● **WORK INSTRUCTIONS**
From the listing below, copy each line where "icon" occurs.
*** GIVEN RECORDS ***
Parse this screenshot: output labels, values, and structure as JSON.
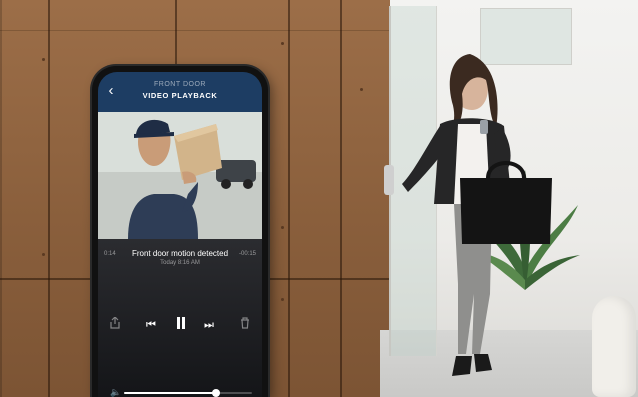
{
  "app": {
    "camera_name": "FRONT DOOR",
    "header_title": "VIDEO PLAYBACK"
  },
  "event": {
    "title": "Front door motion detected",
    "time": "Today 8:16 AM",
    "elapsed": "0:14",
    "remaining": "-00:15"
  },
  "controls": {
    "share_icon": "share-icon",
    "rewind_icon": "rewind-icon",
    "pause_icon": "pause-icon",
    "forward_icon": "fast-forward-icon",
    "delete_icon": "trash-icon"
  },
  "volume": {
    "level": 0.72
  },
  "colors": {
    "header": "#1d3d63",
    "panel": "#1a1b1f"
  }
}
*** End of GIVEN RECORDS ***
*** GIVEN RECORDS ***
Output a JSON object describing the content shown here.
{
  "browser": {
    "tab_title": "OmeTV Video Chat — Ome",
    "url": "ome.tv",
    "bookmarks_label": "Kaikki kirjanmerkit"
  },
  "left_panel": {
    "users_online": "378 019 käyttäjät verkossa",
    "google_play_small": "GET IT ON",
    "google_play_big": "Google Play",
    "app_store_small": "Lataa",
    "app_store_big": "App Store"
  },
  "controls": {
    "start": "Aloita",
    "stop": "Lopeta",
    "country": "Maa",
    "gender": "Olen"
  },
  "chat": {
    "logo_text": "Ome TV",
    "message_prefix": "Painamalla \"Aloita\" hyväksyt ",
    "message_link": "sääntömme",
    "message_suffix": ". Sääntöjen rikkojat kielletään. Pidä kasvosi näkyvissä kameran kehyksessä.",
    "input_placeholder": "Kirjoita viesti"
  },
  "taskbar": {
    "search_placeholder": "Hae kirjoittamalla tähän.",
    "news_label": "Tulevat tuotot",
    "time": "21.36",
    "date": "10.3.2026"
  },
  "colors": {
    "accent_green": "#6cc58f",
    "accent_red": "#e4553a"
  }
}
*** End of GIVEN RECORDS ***
● **TASK SOLUTION**
    "share_icon": "share-icon",
    "rewind_icon": "rewind-icon",
    "pause_icon": "pause-icon",
    "forward_icon": "fast-forward-icon",
    "delete_icon": "trash-icon"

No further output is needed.